D. Anti-Parasite: Argentina didn’t require this, though most countries do. This is typically given before you mail in your paperwork to the USDA and must be verified that your vet administered the medication before your certificate is approved by the USDA.
As most of these are time-sensitive, you can mail in a prepaid envelope or even overnight mail. I was able to get my papers to and from the USDA in two days time.
E. Certificado Veterinario International (CVI or International Veterinary Certificate): This must be both in English and Spanish. You can download the certificate which is already translated both in English and Spanish directly from the USDA’s website, here.
It must be filled out and signed by a veterinarian that is USDA accredited. Your veterinarian will let you know if they are indeed certified to do this. If not, there are many in every town, you’ll just have to call around.
If the country requires an anti-parasite treatment for your pet, you’ll be asked to mail in the information from your vet to be verified before issuing the completed CVI. There will be a $38 fee that you’ll need to pay by check with the mail-in of your paperwork in order to obtain the endorsement.

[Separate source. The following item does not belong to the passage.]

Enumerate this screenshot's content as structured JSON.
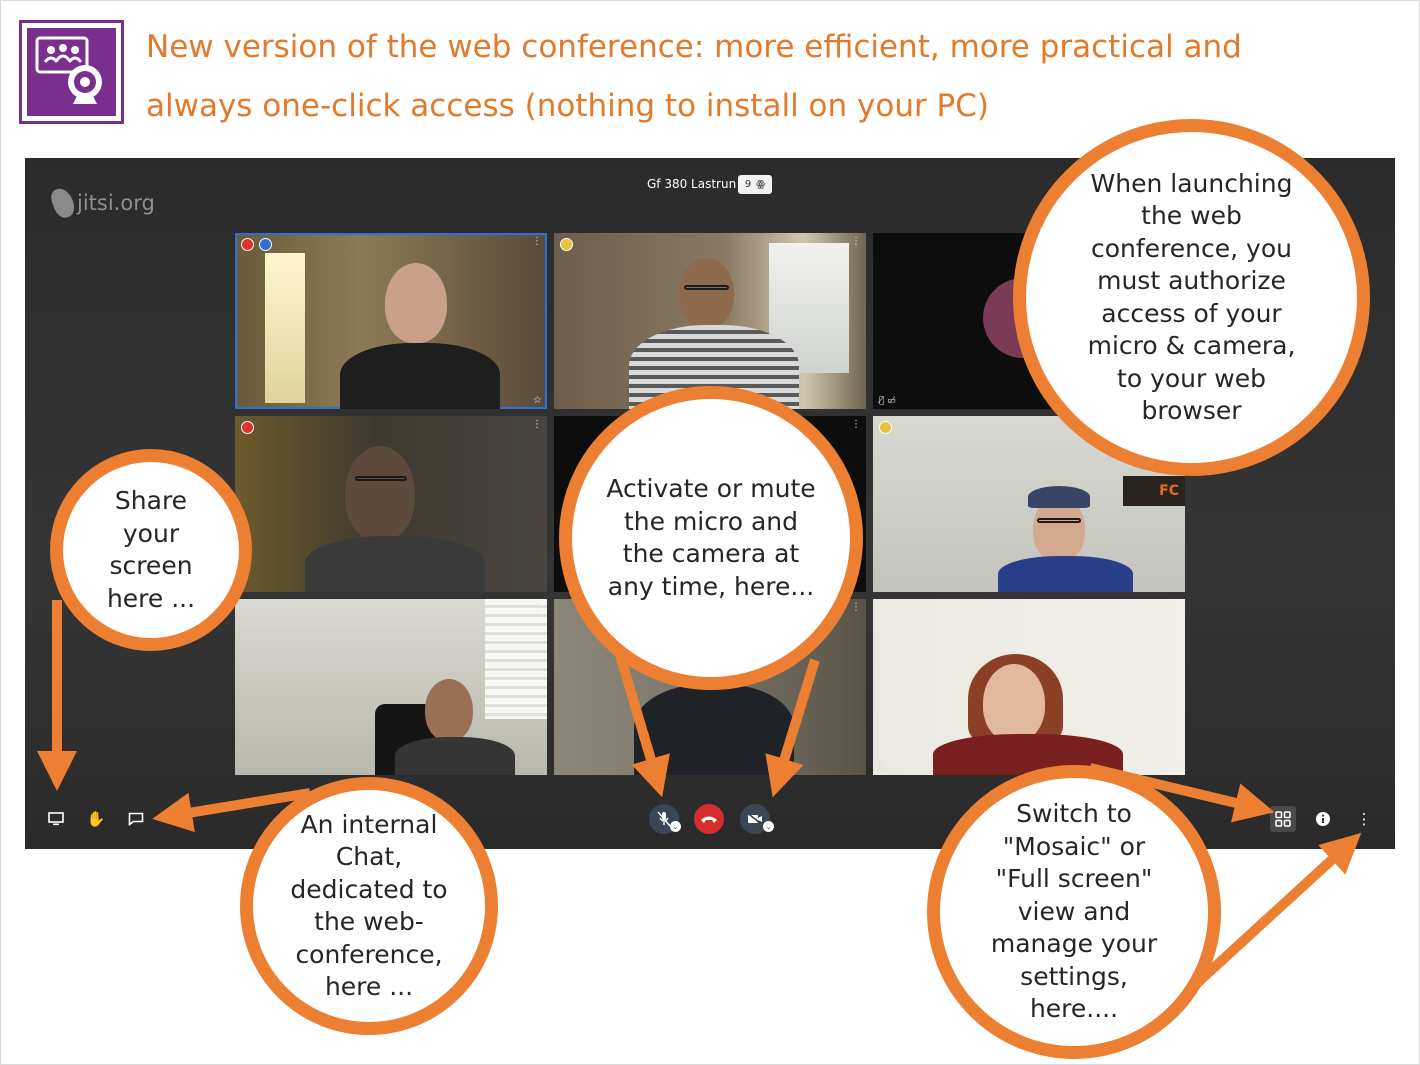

After this is obtained, you’ll need to mail in your certificate to your local USDA office to certify it. It’s best to contact them directly by phone so that your vet can fax it before mailing it in so that you don’t waste your time and money if there is information missing from your form. Once they tell you it’s all okay, mail in your health certificate, check made out to the USDA for $38, rabies and vaccinations certificates to your state’s USDA office.
F. Titer Test or FAVN Report: This can take months, so check ahead of time to see if the country that you’re traveling to requires this. Argentina did not, but many countries do.
3. Once You Arrive
These are a list of the main tasks that had to be done. There was a lot of in-between papers, payments, offices, and forms that aren’t listed because it is very dependent on which country and if you’re importing temporarily or permanently.
Everyone at the airport will let you know what to do when you arrive, just be sure to give yourself at least 8 hours to complete everything required upon arrival to import your pet. Argentina was particularly funny as most of the workers will break from 1-3 for lunch, siesta and yerba mate.
A. Location: After you go through customs, head to your pick up location for your pet. Every airlines is different as most are just outside of the main airport, check beforehand.
B. SENASA: You’ll need to head to their office to pay a fee (less than $10). Bring pesos as they make you pay this at the bank there at the location and wont accept card or any other currencies. There they will check the pet to be sure it’s in a healthy state, fill out the required paperwork and then give you the signed form.
C. AFIP: After you have the required documents, you’ll visit the AFIP location which is another government office located there at the same location as the cargo and SENASA offices. Here you’ll need to pay another fee (around $100) to import your pet into Argentina. They’ll fill out the paperwork and then once you have the required documents, you’ll head to the cargo office of your specific airlines to pick up your airway bill (the original).
D. Airline’s Cargo Office: Once you have done the above, you’ll bring the acquired paperwork to the office of the airlines that you traveled with (also at the same location as the above offices), hand over the papers with and often pay another hefty fee (around $100), but depends on the airlines.
E. Pick Up: Afterwards, you’ll make your way over to the cargo area in the warehouse where your pet will be, waiting patiently after many hours of your running around to secure the needed papers.
Here’s a video of Darcie finally leaving the cargo area. As you can see, it’s not by any means a place you want your pet for an extended amount of time…
Phones were not allowed which is why the video is a bit shaky!
You can find more details on USDA’s Argentina travel site: https://www.aphis.usda.gov/aphis/pet-travel/by-country/pettravel-argentina
More info on flying a dog out of South America can be found at: